  • Pingback: Startups as Deer Hunters « B2B Tech Entrepreneur – David Cummings

  • rahul2084

    Mark, It is great that you reply to a lot of comments on your blog. It creates a very engaging audience! I went back to this post as a 'refresher' and saw you commented on my post a month after (thanks for the comment. it makes me more confident in what im doing)…though Im not sure why I didnt get an email notification after subscribing to the comments.

  • http://bothsidesofthetable.com msuster

    thanks, Paul. That's good enough – it's nice just to get feedback.

  • http://bothsidesofthetable.com msuster

    Hmm. Not sure why you didn't get an email notice – maybe check your Disqus settings and/or your spam filter? But maybe it's a nice excuse to come back to the blog to check out the comments ;-)

  • http://twitter.com/rahul2084 Rahul

    Mark, It is great that you reply to a lot of comments on your blog. It creates a very engaging audience! I went back to this post as a 'refresher' and saw you commented on my post a month after (thanks for the comment. it makes me more confident in what im doing)…though Im not sure why I didnt get an email notification after subscribing to the comments.

  • http://www.ecoelectrons.com/ Rahul

    Mark, It is great that you reply to a lot of comments on your blog. It creates a very engaging audience! I went back to this post as a 'refresher' and saw you commented on my post a month after (thanks for the comment. it makes me more confident in what im doing)…though Im not sure why I didnt get an email notification after subscribing to the comments.

  • http://bothsidesofthetable.com msuster

    thanks, Paul. That's good enough – it's nice just to get feedback.

  • http://bothsidesofthetable.com msuster

    thanks, Paul. That's good enough – it's nice just to get feedback.

  • http://bothsidesofthetable.com msuster

    Hmm. Not sure why you didn't get an email notice – maybe check your Disqus settings and/or your spam filter? But maybe it's a nice excuse to come back to the blog to check out the comments ;-)

  • http://bothsidesofthetable.com msuster

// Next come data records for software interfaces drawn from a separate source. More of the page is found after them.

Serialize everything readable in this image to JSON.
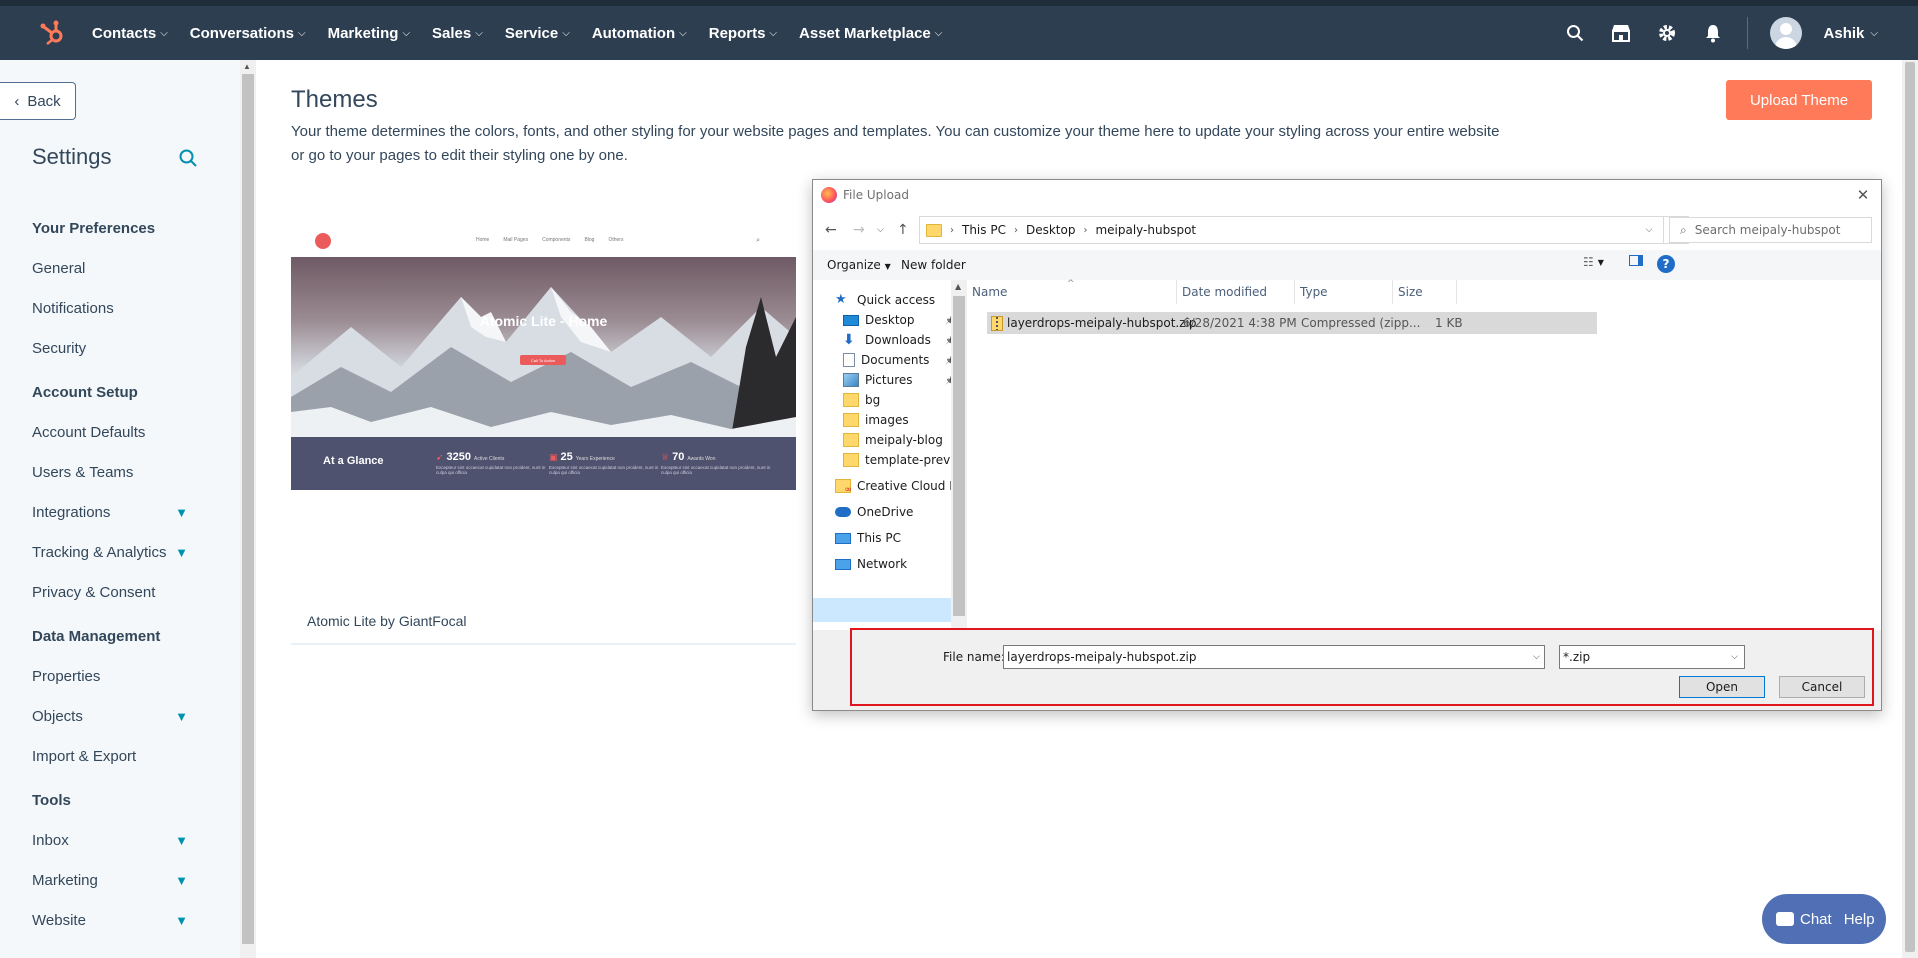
{
  "topnav": {
    "items": [
      "Contacts",
      "Conversations",
      "Marketing",
      "Sales",
      "Service",
      "Automation",
      "Reports",
      "Asset Marketplace"
    ],
    "user_name": "Ashik",
    "icons": [
      "search-icon",
      "marketplace-icon",
      "gear-icon",
      "bell-icon"
    ]
  },
  "sidebar": {
    "back_label": "Back",
    "title": "Settings",
    "sections": [
      {
        "heading": "Your Preferences",
        "items": [
          {
            "label": "General",
            "expandable": false
          },
          {
            "label": "Notifications",
            "expandable": false
          },
          {
            "label": "Security",
            "expandable": false
          }
        ]
      },
      {
        "heading": "Account Setup",
        "items": [
          {
            "label": "Account Defaults",
            "expandable": false
          },
          {
            "label": "Users & Teams",
            "expandable": false
          },
          {
            "label": "Integrations",
            "expandable": true
          },
          {
            "label": "Tracking & Analytics",
            "expandable": true
          },
          {
            "label": "Privacy & Consent",
            "expandable": false
          }
        ]
      },
      {
        "heading": "Data Management",
        "items": [
          {
            "label": "Properties",
            "expandable": false
          },
          {
            "label": "Objects",
            "expandable": true
          },
          {
            "label": "Import & Export",
            "expandable": false
          }
        ]
      },
      {
        "heading": "Tools",
        "items": [
          {
            "label": "Inbox",
            "expandable": true
          },
          {
            "label": "Marketing",
            "expandable": true
          },
          {
            "label": "Website",
            "expandable": true
          }
        ]
      }
    ]
  },
  "main": {
    "title": "Themes",
    "description": "Your theme determines the colors, fonts, and other styling for your website pages and templates. You can customize your theme here to update your styling across your entire website or go to your pages to edit their styling one by one.",
    "upload_button": "Upload Theme",
    "theme_card": {
      "name": "Atomic Lite by GiantFocal",
      "preview": {
        "nav_links": [
          "Home",
          "Mail Pages",
          "Components",
          "Blog",
          "Others"
        ],
        "hero_title": "Atomic Lite - Home",
        "hero_button": "Call To Action",
        "band_title": "At a Glance",
        "stats": [
          {
            "value": "3250",
            "label": "Active Clients",
            "text": "Excepteur sint occaecat cupidatat non proident, sunt in culpa qui officia"
          },
          {
            "value": "25",
            "label": "Years Experience",
            "text": "Excepteur sint occaecat cupidatat non proident, sunt in culpa qui officia"
          },
          {
            "value": "70",
            "label": "Awards Won",
            "text": "Excepteur sint occaecat cupidatat non proident, sunt in culpa qui officia"
          }
        ]
      }
    }
  },
  "dialog": {
    "title": "File Upload",
    "path": [
      "This PC",
      "Desktop",
      "meipaly-hubspot"
    ],
    "search_placeholder": "Search meipaly-hubspot",
    "toolbar": {
      "organize": "Organize",
      "new_folder": "New folder"
    },
    "nav": [
      {
        "label": "Quick access",
        "icon": "star-icon",
        "pinned": false,
        "indent": false
      },
      {
        "label": "Desktop",
        "icon": "desktop-icon",
        "pinned": true,
        "indent": true
      },
      {
        "label": "Downloads",
        "icon": "download-icon",
        "pinned": true,
        "indent": true
      },
      {
        "label": "Documents",
        "icon": "document-icon",
        "pinned": true,
        "indent": true
      },
      {
        "label": "Pictures",
        "icon": "pictures-icon",
        "pinned": true,
        "indent": true
      },
      {
        "label": "bg",
        "icon": "folder-icon",
        "pinned": false,
        "indent": true
      },
      {
        "label": "images",
        "icon": "folder-icon",
        "pinned": false,
        "indent": true
      },
      {
        "label": "meipaly-blog",
        "icon": "folder-icon",
        "pinned": false,
        "indent": true
      },
      {
        "label": "template-previe",
        "icon": "folder-icon",
        "pinned": false,
        "indent": true
      },
      {
        "label": "Creative Cloud Fil",
        "icon": "creative-cloud-icon",
        "pinned": false,
        "indent": false
      },
      {
        "label": "OneDrive",
        "icon": "cloud-icon",
        "pinned": false,
        "indent": false
      },
      {
        "label": "This PC",
        "icon": "computer-icon",
        "pinned": false,
        "indent": false,
        "selected": true
      },
      {
        "label": "Network",
        "icon": "network-icon",
        "pinned": false,
        "indent": false
      }
    ],
    "columns": [
      "Name",
      "Date modified",
      "Type",
      "Size"
    ],
    "files": [
      {
        "name": "layerdrops-meipaly-hubspot.zip",
        "date": "6/28/2021 4:38 PM",
        "type": "Compressed (zipp...",
        "size": "1 KB"
      }
    ],
    "file_name_label": "File name:",
    "file_name_value": "layerdrops-meipaly-hubspot.zip",
    "file_type": "*.zip",
    "open_button": "Open",
    "cancel_button": "Cancel"
  },
  "chat": {
    "chat_label": "Chat",
    "help_label": "Help"
  },
  "colors": {
    "nav_bg": "#2d3e50",
    "accent": "#ff7a59",
    "link": "#0091ae",
    "highlight": "#e0161f"
  }
}
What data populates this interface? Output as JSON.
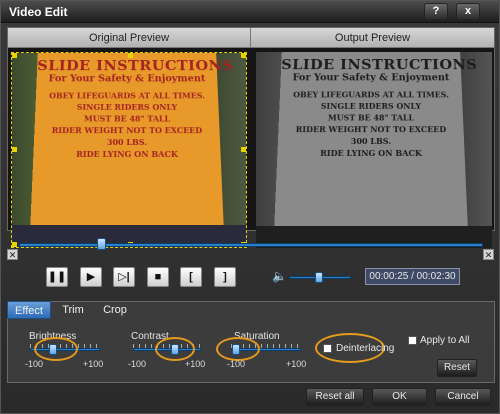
{
  "window": {
    "title": "Video Edit",
    "help_label": "?",
    "close_label": "x"
  },
  "preview": {
    "original_label": "Original Preview",
    "output_label": "Output Preview",
    "sign_lines": [
      "SLIDE INSTRUCTIONS",
      "For Your Safety & Enjoyment",
      "OBEY LIFEGUARDS AT ALL TIMES.",
      "SINGLE RIDERS ONLY",
      "MUST BE 48\" TALL",
      "RIDER WEIGHT NOT TO EXCEED",
      "300 LBS.",
      "RIDE LYING ON BACK"
    ]
  },
  "playback": {
    "progress": 0.17,
    "volume": 0.45,
    "time": "00:00:25 / 00:02:30",
    "controls": [
      "pause",
      "play",
      "next-frame",
      "stop",
      "mark-in",
      "mark-out"
    ]
  },
  "tabs": [
    {
      "label": "Effect",
      "active": true
    },
    {
      "label": "Trim",
      "active": false
    },
    {
      "label": "Crop",
      "active": false
    }
  ],
  "effect": {
    "brightness": {
      "label": "Brightness",
      "min": "-100",
      "max": "+100",
      "value": 0
    },
    "contrast": {
      "label": "Contrast",
      "min": "-100",
      "max": "+100",
      "value": 0
    },
    "saturation": {
      "label": "Saturation",
      "min": "-100",
      "max": "+100",
      "value": 0
    },
    "deinterlacing_label": "Deinterlacing",
    "apply_all_label": "Apply to All",
    "reset_label": "Reset"
  },
  "footer": {
    "reset_all": "Reset all",
    "ok": "OK",
    "cancel": "Cancel"
  },
  "colors": {
    "accent": "#2a7fc8",
    "highlight": "#e59a1f",
    "sign": "#e79a2a"
  }
}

    Hmm. Not sure why you didn't get an email notice – maybe check your Disqus settings and/or your spam filter? But maybe it's a nice excuse to come back to the blog to check out the comments ;-)